However, last week Swapo obtained an eviction order in the High Court against them. The order granted by Acting Judge Esi Schimming-Chase authorised the Namibian Police and the deputy sheriff of the High Court to evict the ‘struggle children’ from the party’s regional office and the group were also ordered not to interfere in any way with Swapo’s enjoyment of its rights of ownership of the property in question.
The order is in force until March 28. It is the second such order to be issued by the High Court in recent days. Two weeks ago the City of Windhoek also obtained an eviction order against a group of young people who since February 2 had been occupying erven belonging to the City – that land is situated next to Swapo’s head office in Windhoek – while demanding that the government should provide them with jobs. When the police arrived at the Eenhana office yesterday and told the protesters to vacate the premises, the group initially obeyed the order and left.
They reportedly went to the Eenhana Shrine where they paid their last respects to fallen combatants and proceeded to the Magistrate’s Court from where they were chased away by the police. The group reportedly went straight back to the Swapo office and started throwing stones at the police who came to evict them. It is then that the police allegedly assaulted some of them, including a pregnant woman, Selma Sheehama. A war of wards ensued before the police used tear gas to chase the group away.
Last week Swapo deputy secretary general Laura McLeod-Katjirua claimed in court papers that the group at Eenhana had become unruly and violent, and they “are now uncontrollably causing havoc”. She related that the group had locked the entrance gates to the office with padlocks at the start of last week, and prevented party employees and officials from entering the office.
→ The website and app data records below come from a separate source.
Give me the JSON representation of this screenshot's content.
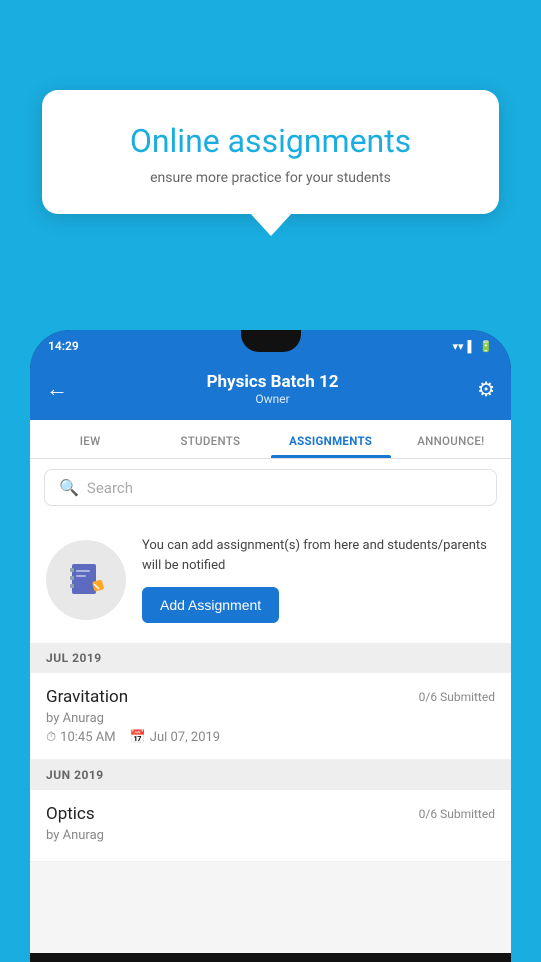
{
  "background_color": "#1AADDF",
  "bubble": {
    "title": "Online assignments",
    "subtitle": "ensure more practice for your students"
  },
  "status_bar": {
    "time": "14:29",
    "icons": [
      "wifi",
      "signal",
      "battery"
    ]
  },
  "app_bar": {
    "title": "Physics Batch 12",
    "subtitle": "Owner",
    "back_label": "←",
    "settings_label": "⚙"
  },
  "tabs": [
    {
      "label": "IEW",
      "active": false
    },
    {
      "label": "STUDENTS",
      "active": false
    },
    {
      "label": "ASSIGNMENTS",
      "active": true
    },
    {
      "label": "ANNOUNCE!",
      "active": false
    }
  ],
  "search": {
    "placeholder": "Search"
  },
  "promo": {
    "text": "You can add assignment(s) from here and students/parents will be notified",
    "button_label": "Add Assignment"
  },
  "sections": [
    {
      "header": "JUL 2019",
      "assignments": [
        {
          "name": "Gravitation",
          "status": "0/6 Submitted",
          "by": "by Anurag",
          "time": "10:45 AM",
          "date": "Jul 07, 2019"
        }
      ]
    },
    {
      "header": "JUN 2019",
      "assignments": [
        {
          "name": "Optics",
          "status": "0/6 Submitted",
          "by": "by Anurag",
          "time": "",
          "date": ""
        }
      ]
    }
  ]
}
They have since then also been threatening Swapo employees and officials at the Eenhana office on a daily basis, including threatening to burn down the office if their demands to be employed are not met, McLeod-Katjirua claimed. The group also damaged an underground water pipe in an attempt to unlawfully get access to water being supplied to the party’s office over the weekend before they locked the gates, she added.